Photo Credit:  Evan Kirby

Photo Credit: Evan Kirby

In the early morning hours, before darkness lifts and the pace picks up, I tip toe downstairs, shower, and quietly prepare for the day. I love this time before my husband and children wake and my various responsibilities kick in. I can hear my thoughts, my breath, and the stillness.

I dress and approach the mirror. I stand before it, meet my eyes, and instead of asking who is the fairest of them all, I ask: Who do you want to show up as today?

For years and years, I stood before the mirror frantically checking my body. Do I look anorexic enough? Do I look sick enough from the side, front, and back? Of course, the answer was always no, and in an instant, the calm morning hours turned day into a raging hell. Can you relate?

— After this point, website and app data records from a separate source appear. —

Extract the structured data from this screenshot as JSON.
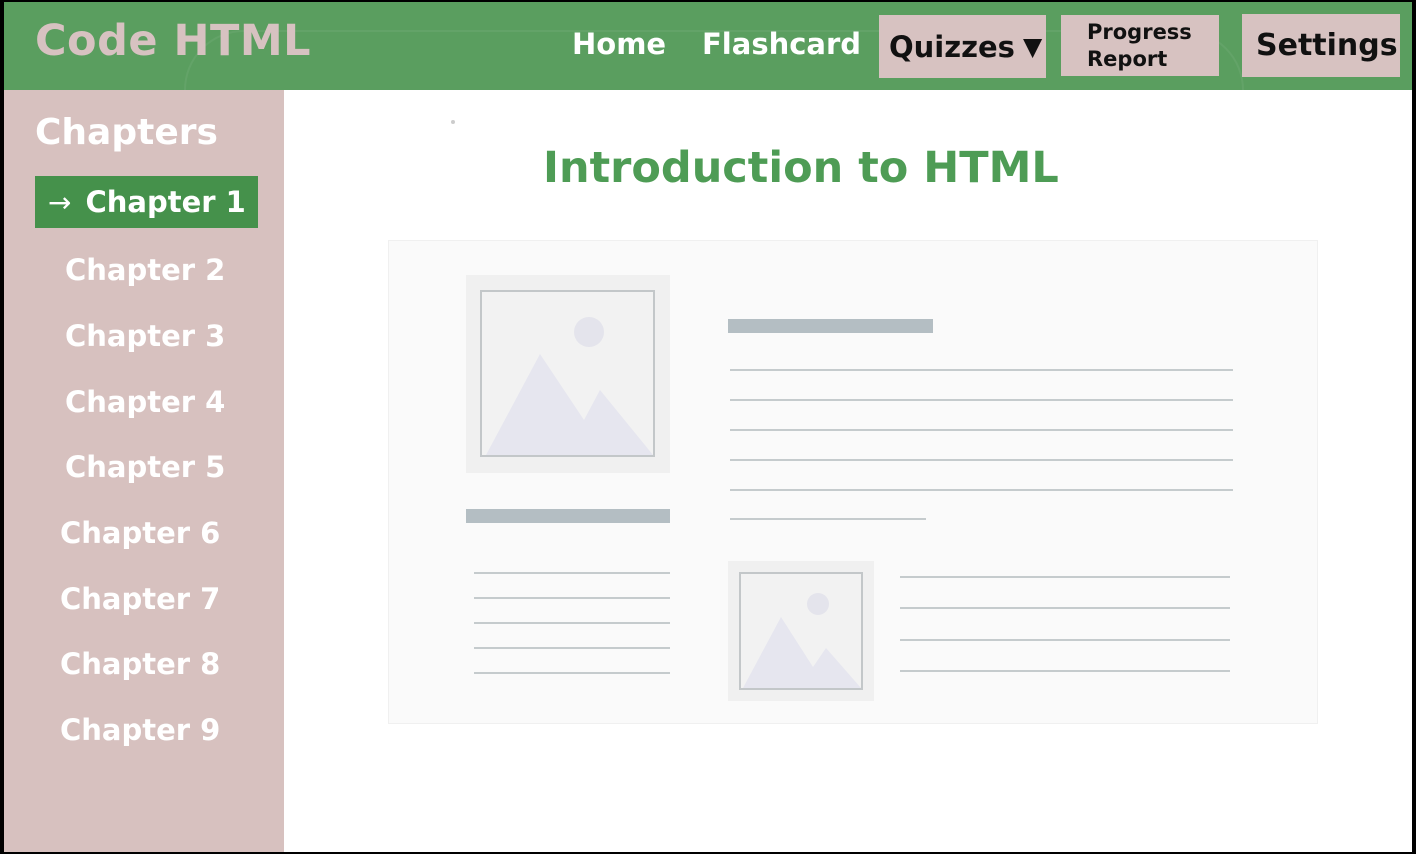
{
  "app": {
    "title": "Code HTML"
  },
  "nav": {
    "home": "Home",
    "flashcard": "Flashcard",
    "quizzes": "Quizzes",
    "quizzes_caret": "▼",
    "progress_line1": "Progress",
    "progress_line2": "Report",
    "settings": "Settings"
  },
  "sidebar": {
    "title": "Chapters",
    "active_arrow": "→",
    "items": [
      {
        "label": "Chapter 1"
      },
      {
        "label": "Chapter 2"
      },
      {
        "label": "Chapter 3"
      },
      {
        "label": "Chapter 4"
      },
      {
        "label": "Chapter 5"
      },
      {
        "label": "Chapter 6"
      },
      {
        "label": "Chapter 7"
      },
      {
        "label": "Chapter 8"
      },
      {
        "label": "Chapter 9"
      }
    ]
  },
  "main": {
    "title": "Introduction to HTML"
  },
  "colors": {
    "header": "#5a9e5f",
    "sidebar": "#d7c1bf",
    "active_item": "#45914b",
    "title": "#4e9c55",
    "button": "#d7c2c1"
  }
}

That single moment in front of the mirror determined my attitude for the entire day. And because of that, recovery felt like a big fat inconvenience. An uphill battle. A never ending source of agony. I was always on the defensive, running against the natural flow of life for the sake of a measly moment in the mirror.

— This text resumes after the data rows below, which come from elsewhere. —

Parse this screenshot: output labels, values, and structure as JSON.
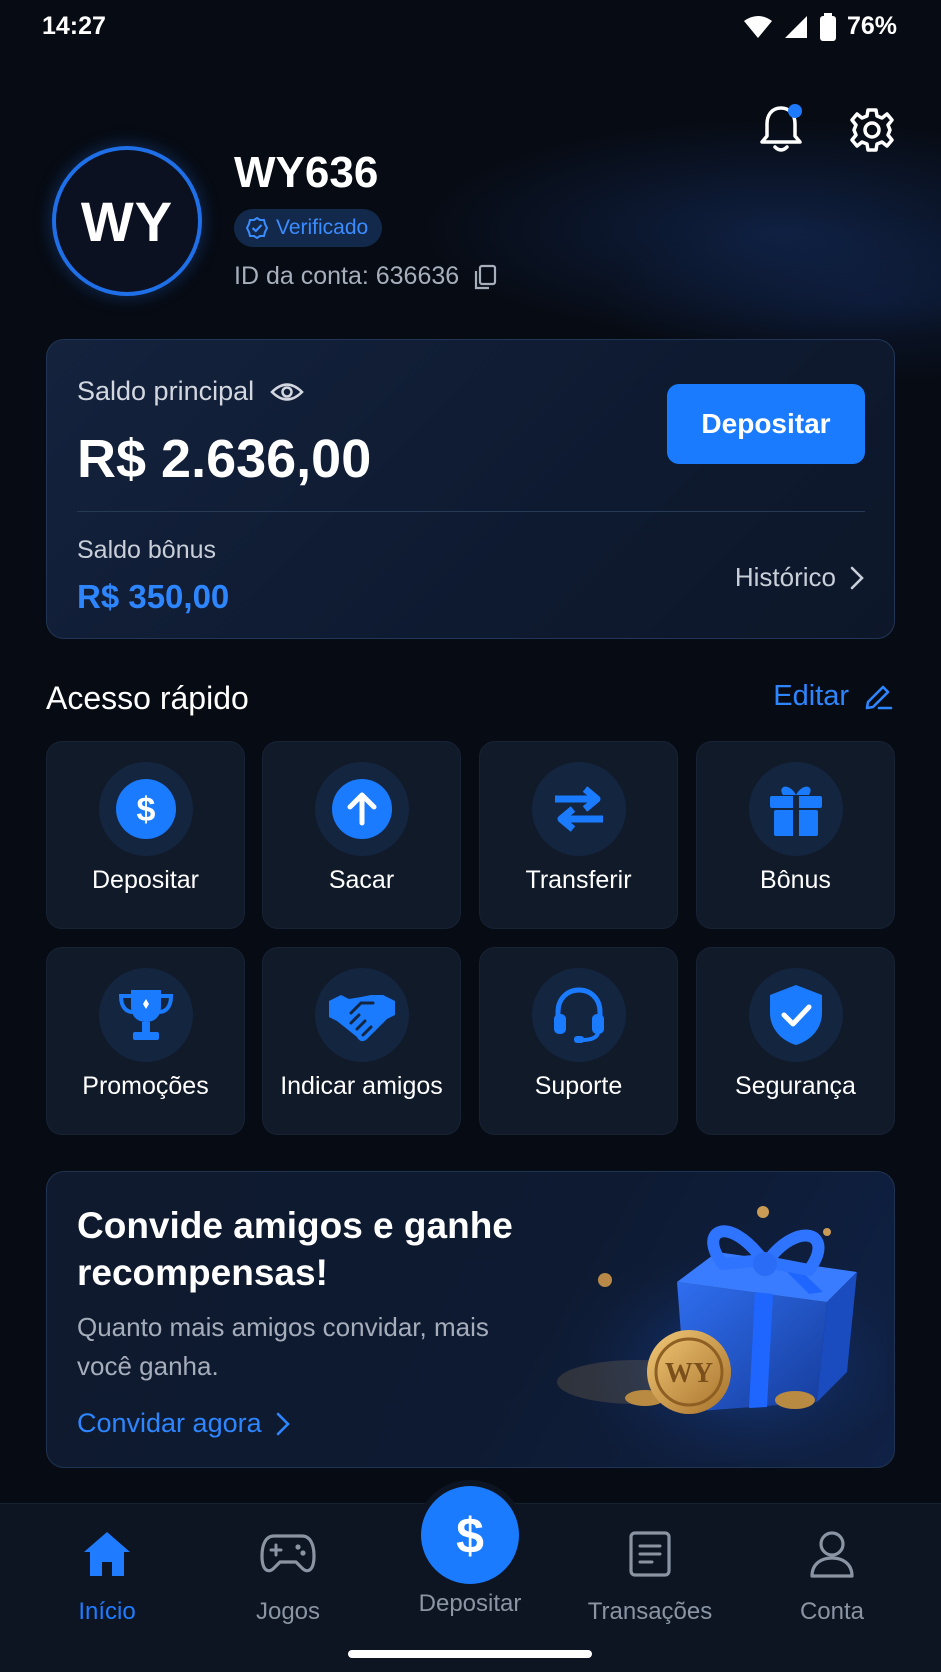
{
  "status_bar": {
    "time": "14:27",
    "battery": "76%"
  },
  "profile": {
    "initials": "WY",
    "username": "WY636",
    "verified_label": "Verificado",
    "account_id_label": "ID da conta: 636636"
  },
  "balance": {
    "main_label": "Saldo principal",
    "main_amount": "R$ 2.636,00",
    "deposit_button": "Depositar",
    "bonus_label": "Saldo bônus",
    "bonus_amount": "R$ 350,00",
    "history_link": "Histórico"
  },
  "quick_access": {
    "title": "Acesso rápido",
    "edit_label": "Editar",
    "items": [
      {
        "label": "Depositar",
        "icon": "dollar-icon"
      },
      {
        "label": "Sacar",
        "icon": "arrow-up-icon"
      },
      {
        "label": "Transferir",
        "icon": "transfer-icon"
      },
      {
        "label": "Bônus",
        "icon": "gift-icon"
      },
      {
        "label": "Promoções",
        "icon": "trophy-icon"
      },
      {
        "label": "Indicar amigos",
        "icon": "handshake-icon"
      },
      {
        "label": "Suporte",
        "icon": "headset-icon"
      },
      {
        "label": "Segurança",
        "icon": "shield-check-icon"
      }
    ]
  },
  "promo": {
    "title": "Convide amigos e ganhe recompensas!",
    "subtitle": "Quanto mais amigos convidar, mais você ganha.",
    "link": "Convidar agora",
    "coin_text": "WY"
  },
  "bottom_nav": {
    "items": [
      {
        "label": "Início",
        "icon": "home-icon",
        "active": true
      },
      {
        "label": "Jogos",
        "icon": "gamepad-icon"
      },
      {
        "label": "Depositar",
        "icon": "dollar-icon"
      },
      {
        "label": "Transações",
        "icon": "receipt-icon"
      },
      {
        "label": "Conta",
        "icon": "user-icon"
      }
    ]
  },
  "colors": {
    "accent": "#1a7bff",
    "background": "#070b13",
    "card": "#111a28"
  }
}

I’m 22 years into my healing path now, and I’ve given myself permission to play offense instead of defense. It’s taken time and many leaps of faith to test what would happen if I asked myself a different question in front of the mirror, one that celebrates instead of berates, empowers instead of belittles, raises up versus ridicules.

The idea of asking myself questions that weren’t traps for misery came from learning about the philosophical concept in yoga called the koshas. The idea is that we are all made of five layers: body, breath, mind (emotions), intellect, and spirit. In my experience, recovery is so heavily focused on food and feeding our bodies (because it has to be!) that we often don’t pause and notice how we are feeding our minds. You and I both know how difficult it is to get a grip on spinning eating disorder beliefs, thoughts, and rules! Gruelingly hard work, yes?

The reality I had to face was that unless I started feeding my mind different questions about myself, I would never have an opportunity to respond differently or feel happier or believe I was more than an eating disorder. My experience of life would forever be dictated by a mirror.

Little by little, I started asking different questions, the most pivotal one being: Who do you want to show up as today? I’d be lying if I didn’t admit that sometimes my answer to that question is related to body size. The difference now, though, is that I don’t allow that thought to stick. I consciously choose to ask myself the question again until the answer that comes is one that feeds my mind with positivity so that I start my day with an attitude of “Look out world, I am ready for you!”

So, I ask you: Who do you want to show up as today? How can you begin to feed your mind differently so that you have the opportunity to create new thoughts about yourself, your body, and your place in your world, in this world?

If you are unsure, just start with one simple question similar to what I ask myself, and don’t let yourself off the hook until your answer is about who you are at your core. We all deserve to draw out these beautiful parts of ourselves, and it begins with feeding our minds new words and thoughts about our whole sense of self.

Jennifer Kreatsoulas, PhD, RYT 500 is a yoga teacher and yoga therapist specializing in eating disorders and body image. In recovery herself, Jennifer is extremely passionate about helping others reconnect with their bodies and be empowered in their lives. She also teaches yoga at the Monte Nido Eating Disorder Center of Philadelphia and is a partner with the Yoga and Body Image Coalition. She leads trauma-sensitive yoga classes and teaches weekly flow yoga classes. Jennifer contributes regularly to several eating disorder and body image blogs and the YogaLiving Magazine. Connect with Jennifer.

How to be Good Enough

How to be Good Enough

Learning how to believe I’m good enough still feels like walking on a tightrope.  Each step is calculated and timid.  Fearing the fall into the dark abyss of my past, I move cautiously.  Breath held, hands shaking, arms outstretched for balance as I try not to look down.  When can I relax, breathe, and trust in myself that all will be well?   When will I float above the tightrope with the grace of a ballerina, light on her toes?